* [PROBLEM STATEMENT]:
Write the data out again in full, with no departure from the original.

*** Block opens ***

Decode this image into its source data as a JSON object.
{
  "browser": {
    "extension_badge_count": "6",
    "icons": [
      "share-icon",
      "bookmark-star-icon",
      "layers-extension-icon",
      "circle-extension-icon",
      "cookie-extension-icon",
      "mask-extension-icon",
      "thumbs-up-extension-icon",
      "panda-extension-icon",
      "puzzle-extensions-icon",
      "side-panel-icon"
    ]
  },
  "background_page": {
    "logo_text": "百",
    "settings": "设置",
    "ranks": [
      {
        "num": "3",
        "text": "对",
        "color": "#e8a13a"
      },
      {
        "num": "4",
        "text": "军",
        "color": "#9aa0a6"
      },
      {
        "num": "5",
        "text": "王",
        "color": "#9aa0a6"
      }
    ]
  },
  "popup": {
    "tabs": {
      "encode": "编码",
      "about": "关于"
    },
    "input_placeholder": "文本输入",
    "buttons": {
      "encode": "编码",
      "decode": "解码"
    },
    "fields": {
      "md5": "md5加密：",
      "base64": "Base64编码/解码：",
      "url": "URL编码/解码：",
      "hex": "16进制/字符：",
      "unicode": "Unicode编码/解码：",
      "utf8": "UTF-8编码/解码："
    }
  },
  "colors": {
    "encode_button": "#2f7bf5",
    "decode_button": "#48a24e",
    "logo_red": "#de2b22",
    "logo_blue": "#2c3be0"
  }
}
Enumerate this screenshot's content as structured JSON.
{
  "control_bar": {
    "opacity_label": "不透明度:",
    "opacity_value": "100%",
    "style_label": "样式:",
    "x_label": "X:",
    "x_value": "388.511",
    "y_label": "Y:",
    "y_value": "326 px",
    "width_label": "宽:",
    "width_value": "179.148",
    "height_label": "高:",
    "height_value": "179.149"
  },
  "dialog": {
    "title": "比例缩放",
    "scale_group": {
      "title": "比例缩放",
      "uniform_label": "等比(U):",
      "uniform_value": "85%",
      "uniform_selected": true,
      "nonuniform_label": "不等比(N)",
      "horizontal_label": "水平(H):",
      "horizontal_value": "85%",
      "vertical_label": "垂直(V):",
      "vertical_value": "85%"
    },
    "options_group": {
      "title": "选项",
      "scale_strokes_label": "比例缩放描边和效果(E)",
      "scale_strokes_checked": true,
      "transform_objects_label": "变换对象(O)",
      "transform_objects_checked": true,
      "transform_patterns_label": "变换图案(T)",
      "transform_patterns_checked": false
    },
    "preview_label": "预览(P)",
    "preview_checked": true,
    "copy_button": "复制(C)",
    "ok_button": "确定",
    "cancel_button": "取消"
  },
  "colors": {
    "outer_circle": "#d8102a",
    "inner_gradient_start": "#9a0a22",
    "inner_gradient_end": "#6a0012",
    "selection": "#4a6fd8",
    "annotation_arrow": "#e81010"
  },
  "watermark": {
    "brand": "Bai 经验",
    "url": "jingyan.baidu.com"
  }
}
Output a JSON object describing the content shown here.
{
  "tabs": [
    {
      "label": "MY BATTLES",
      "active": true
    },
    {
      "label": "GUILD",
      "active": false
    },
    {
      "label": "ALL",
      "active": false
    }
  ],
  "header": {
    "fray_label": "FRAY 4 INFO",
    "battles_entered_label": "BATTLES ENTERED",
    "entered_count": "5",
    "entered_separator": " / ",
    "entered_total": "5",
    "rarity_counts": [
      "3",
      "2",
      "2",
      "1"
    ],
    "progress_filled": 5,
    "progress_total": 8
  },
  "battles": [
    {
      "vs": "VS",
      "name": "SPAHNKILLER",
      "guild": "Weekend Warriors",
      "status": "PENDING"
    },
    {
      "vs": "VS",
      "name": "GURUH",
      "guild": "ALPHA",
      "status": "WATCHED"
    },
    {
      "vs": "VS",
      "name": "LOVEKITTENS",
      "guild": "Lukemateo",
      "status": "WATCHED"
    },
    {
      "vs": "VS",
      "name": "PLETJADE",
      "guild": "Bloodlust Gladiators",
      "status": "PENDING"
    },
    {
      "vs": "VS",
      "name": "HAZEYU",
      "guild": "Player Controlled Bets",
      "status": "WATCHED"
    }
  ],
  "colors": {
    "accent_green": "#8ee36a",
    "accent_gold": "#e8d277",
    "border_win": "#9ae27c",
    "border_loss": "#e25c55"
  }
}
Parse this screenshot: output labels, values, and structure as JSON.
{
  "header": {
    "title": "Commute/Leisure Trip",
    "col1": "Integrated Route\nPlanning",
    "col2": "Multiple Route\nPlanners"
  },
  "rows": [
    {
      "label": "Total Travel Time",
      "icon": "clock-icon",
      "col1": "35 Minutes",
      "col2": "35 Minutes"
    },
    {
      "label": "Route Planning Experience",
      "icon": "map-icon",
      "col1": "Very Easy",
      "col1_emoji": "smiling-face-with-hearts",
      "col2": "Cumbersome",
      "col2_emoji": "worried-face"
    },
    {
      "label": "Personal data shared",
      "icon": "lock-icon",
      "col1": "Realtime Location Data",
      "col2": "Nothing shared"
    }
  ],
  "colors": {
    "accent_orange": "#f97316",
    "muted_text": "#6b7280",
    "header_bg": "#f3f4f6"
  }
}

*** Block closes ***

* [SOLUTION FOR THIS TASK]:
Decode this image into its source data as a JSON object.
{
  "browser": {
    "extension_badge_count": "6",
    "icons": [
      "share-icon",
      "bookmark-star-icon",
      "layers-extension-icon",
      "circle-extension-icon",
      "cookie-extension-icon",
      "mask-extension-icon",
      "thumbs-up-extension-icon",
      "panda-extension-icon",
      "puzzle-extensions-icon",
      "side-panel-icon"
    ]
  },
  "background_page": {
    "logo_text": "百",
    "settings": "设置",
    "ranks": [
      {
        "num": "3",
        "text": "对",
        "color": "#e8a13a"
      },
      {
        "num": "4",
        "text": "军",
        "color": "#9aa0a6"
      },
      {
        "num": "5",
        "text": "王",
        "color": "#9aa0a6"
      }
    ]
  },
  "popup": {
    "tabs": {
      "encode": "编码",
      "about": "关于"
    },
    "input_placeholder": "文本输入",
    "buttons": {
      "encode": "编码",
      "decode": "解码"
    },
    "fields": {
      "md5": "md5加密：",
      "base64": "Base64编码/解码：",
      "url": "URL编码/解码：",
      "hex": "16进制/字符：",
      "unicode": "Unicode编码/解码：",
      "utf8": "UTF-8编码/解码："
    }
  },
  "colors": {
    "encode_button": "#2f7bf5",
    "decode_button": "#48a24e",
    "logo_red": "#de2b22",
    "logo_blue": "#2c3be0"
  }
}
Enumerate this screenshot's content as structured JSON.
{
  "control_bar": {
    "opacity_label": "不透明度:",
    "opacity_value": "100%",
    "style_label": "样式:",
    "x_label": "X:",
    "x_value": "388.511",
    "y_label": "Y:",
    "y_value": "326 px",
    "width_label": "宽:",
    "width_value": "179.148",
    "height_label": "高:",
    "height_value": "179.149"
  },
  "dialog": {
    "title": "比例缩放",
    "scale_group": {
      "title": "比例缩放",
      "uniform_label": "等比(U):",
      "uniform_value": "85%",
      "uniform_selected": true,
      "nonuniform_label": "不等比(N)",
      "horizontal_label": "水平(H):",
      "horizontal_value": "85%",
      "vertical_label": "垂直(V):",
      "vertical_value": "85%"
    },
    "options_group": {
      "title": "选项",
      "scale_strokes_label": "比例缩放描边和效果(E)",
      "scale_strokes_checked": true,
      "transform_objects_label": "变换对象(O)",
      "transform_objects_checked": true,
      "transform_patterns_label": "变换图案(T)",
      "transform_patterns_checked": false
    },
    "preview_label": "预览(P)",
    "preview_checked": true,
    "copy_button": "复制(C)",
    "ok_button": "确定",
    "cancel_button": "取消"
  },
  "colors": {
    "outer_circle": "#d8102a",
    "inner_gradient_start": "#9a0a22",
    "inner_gradient_end": "#6a0012",
    "selection": "#4a6fd8",
    "annotation_arrow": "#e81010"
  },
  "watermark": {
    "brand": "Bai 经验",
    "url": "jingyan.baidu.com"
  }
}
Output a JSON object describing the content shown here.
{
  "tabs": [
    {
      "label": "MY BATTLES",
      "active": true
    },
    {
      "label": "GUILD",
      "active": false
    },
    {
      "label": "ALL",
      "active": false
    }
  ],
  "header": {
    "fray_label": "FRAY 4 INFO",
    "battles_entered_label": "BATTLES ENTERED",
    "entered_count": "5",
    "entered_separator": " / ",
    "entered_total": "5",
    "rarity_counts": [
      "3",
      "2",
      "2",
      "1"
    ],
    "progress_filled": 5,
    "progress_total": 8
  },
  "battles": [
    {
      "vs": "VS",
      "name": "SPAHNKILLER",
      "guild": "Weekend Warriors",
      "status": "PENDING"
    },
    {
      "vs": "VS",
      "name": "GURUH",
      "guild": "ALPHA",
      "status": "WATCHED"
    },
    {
      "vs": "VS",
      "name": "LOVEKITTENS",
      "guild": "Lukemateo",
      "status": "WATCHED"
    },
    {
      "vs": "VS",
      "name": "PLETJADE",
      "guild": "Bloodlust Gladiators",
      "status": "PENDING"
    },
    {
      "vs": "VS",
      "name": "HAZEYU",
      "guild": "Player Controlled Bets",
      "status": "WATCHED"
    }
  ],
  "colors": {
    "accent_green": "#8ee36a",
    "accent_gold": "#e8d277",
    "border_win": "#9ae27c",
    "border_loss": "#e25c55"
  }
}
Parse this screenshot: output labels, values, and structure as JSON.
{
  "header": {
    "title": "Commute/Leisure Trip",
    "col1": "Integrated Route\nPlanning",
    "col2": "Multiple Route\nPlanners"
  },
  "rows": [
    {
      "label": "Total Travel Time",
      "icon": "clock-icon",
      "col1": "35 Minutes",
      "col2": "35 Minutes"
    },
    {
      "label": "Route Planning Experience",
      "icon": "map-icon",
      "col1": "Very Easy",
      "col1_emoji": "smiling-face-with-hearts",
      "col2": "Cumbersome",
      "col2_emoji": "worried-face"
    },
    {
      "label": "Personal data shared",
      "icon": "lock-icon",
      "col1": "Realtime Location Data",
      "col2": "Nothing shared"
    }
  ],
  "colors": {
    "accent_orange": "#f97316",
    "muted_text": "#6b7280",
    "header_bg": "#f3f4f6"
  }
}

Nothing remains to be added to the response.